- _About this task_: Give back the full listing as written. No pictures go with it.

---------------

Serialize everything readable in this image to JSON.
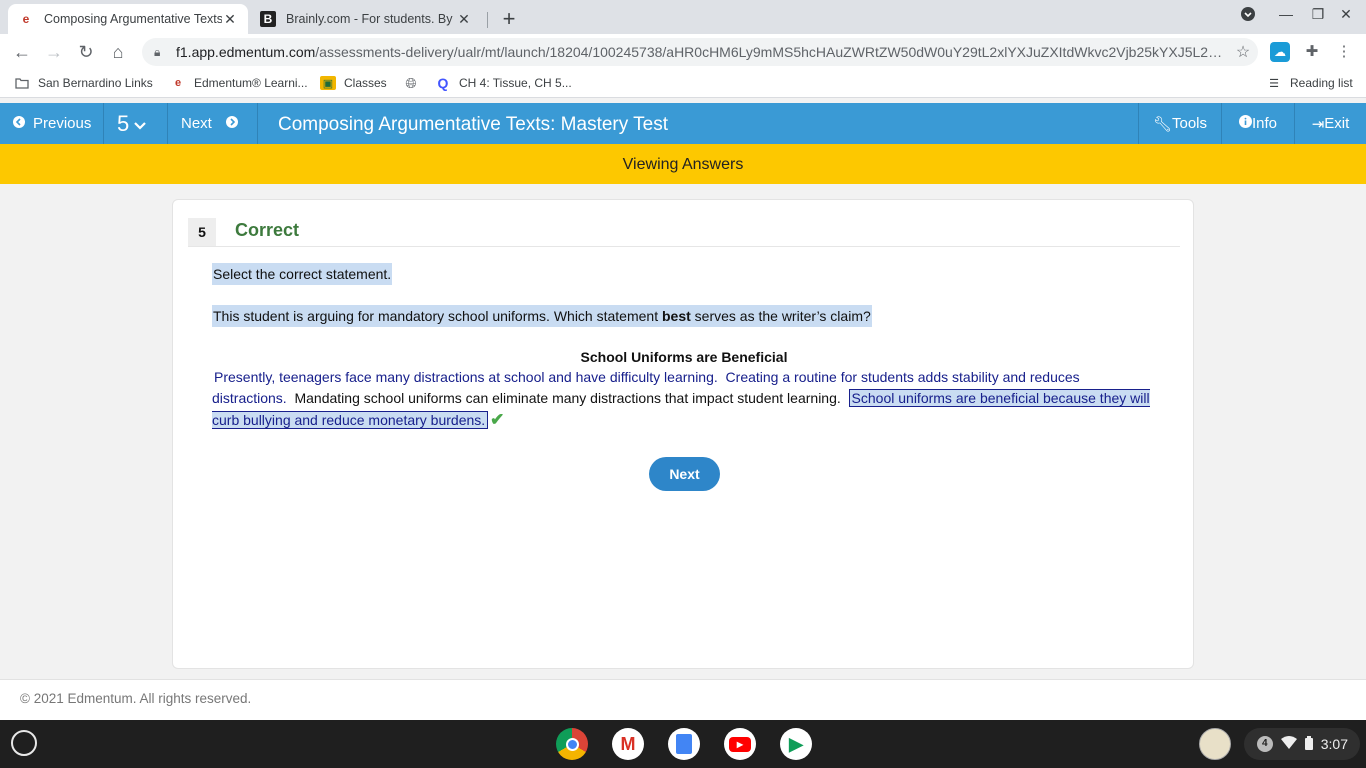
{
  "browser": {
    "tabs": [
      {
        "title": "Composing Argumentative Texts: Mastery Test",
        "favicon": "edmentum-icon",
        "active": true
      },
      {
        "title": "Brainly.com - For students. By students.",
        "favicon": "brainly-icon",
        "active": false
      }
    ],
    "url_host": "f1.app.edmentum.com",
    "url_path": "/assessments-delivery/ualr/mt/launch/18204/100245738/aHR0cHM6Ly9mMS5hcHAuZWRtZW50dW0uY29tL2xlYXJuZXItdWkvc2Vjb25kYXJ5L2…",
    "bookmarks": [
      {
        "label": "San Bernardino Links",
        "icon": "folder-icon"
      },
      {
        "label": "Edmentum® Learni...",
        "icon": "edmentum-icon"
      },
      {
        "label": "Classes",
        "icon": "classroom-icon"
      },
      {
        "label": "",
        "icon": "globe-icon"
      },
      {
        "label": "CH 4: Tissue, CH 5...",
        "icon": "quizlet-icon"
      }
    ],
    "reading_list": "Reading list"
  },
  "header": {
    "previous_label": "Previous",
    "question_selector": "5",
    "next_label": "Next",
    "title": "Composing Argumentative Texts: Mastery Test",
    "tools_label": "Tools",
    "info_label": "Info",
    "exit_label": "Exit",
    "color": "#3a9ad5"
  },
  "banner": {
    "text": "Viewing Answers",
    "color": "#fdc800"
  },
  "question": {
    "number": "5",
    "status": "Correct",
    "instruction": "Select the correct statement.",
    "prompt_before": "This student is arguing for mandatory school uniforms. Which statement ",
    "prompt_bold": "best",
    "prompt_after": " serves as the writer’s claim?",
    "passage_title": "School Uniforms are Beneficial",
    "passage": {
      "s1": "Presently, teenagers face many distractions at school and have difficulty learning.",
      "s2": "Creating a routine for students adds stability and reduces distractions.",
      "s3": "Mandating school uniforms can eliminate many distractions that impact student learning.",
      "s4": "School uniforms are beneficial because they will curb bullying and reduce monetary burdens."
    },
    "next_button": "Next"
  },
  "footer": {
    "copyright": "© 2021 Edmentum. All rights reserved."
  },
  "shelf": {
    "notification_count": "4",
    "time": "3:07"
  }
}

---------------

- _Reply_:
Serialize everything readable in this image to JSON.
{
  "browser": {
    "tabs": [
      {
        "title": "Composing Argumentative Texts: Mastery Test",
        "favicon": "edmentum-icon",
        "active": true
      },
      {
        "title": "Brainly.com - For students. By students.",
        "favicon": "brainly-icon",
        "active": false
      }
    ],
    "url_host": "f1.app.edmentum.com",
    "url_path": "/assessments-delivery/ualr/mt/launch/18204/100245738/aHR0cHM6Ly9mMS5hcHAuZWRtZW50dW0uY29tL2xlYXJuZXItdWkvc2Vjb25kYXJ5L2…",
    "bookmarks": [
      {
        "label": "San Bernardino Links",
        "icon": "folder-icon"
      },
      {
        "label": "Edmentum® Learni...",
        "icon": "edmentum-icon"
      },
      {
        "label": "Classes",
        "icon": "classroom-icon"
      },
      {
        "label": "",
        "icon": "globe-icon"
      },
      {
        "label": "CH 4: Tissue, CH 5...",
        "icon": "quizlet-icon"
      }
    ],
    "reading_list": "Reading list"
  },
  "header": {
    "previous_label": "Previous",
    "question_selector": "5",
    "next_label": "Next",
    "title": "Composing Argumentative Texts: Mastery Test",
    "tools_label": "Tools",
    "info_label": "Info",
    "exit_label": "Exit",
    "color": "#3a9ad5"
  },
  "banner": {
    "text": "Viewing Answers",
    "color": "#fdc800"
  },
  "question": {
    "number": "5",
    "status": "Correct",
    "instruction": "Select the correct statement.",
    "prompt_before": "This student is arguing for mandatory school uniforms. Which statement ",
    "prompt_bold": "best",
    "prompt_after": " serves as the writer’s claim?",
    "passage_title": "School Uniforms are Beneficial",
    "passage": {
      "s1": "Presently, teenagers face many distractions at school and have difficulty learning.",
      "s2": "Creating a routine for students adds stability and reduces distractions.",
      "s3": "Mandating school uniforms can eliminate many distractions that impact student learning.",
      "s4": "School uniforms are beneficial because they will curb bullying and reduce monetary burdens."
    },
    "next_button": "Next"
  },
  "footer": {
    "copyright": "© 2021 Edmentum. All rights reserved."
  },
  "shelf": {
    "notification_count": "4",
    "time": "3:07"
  }
}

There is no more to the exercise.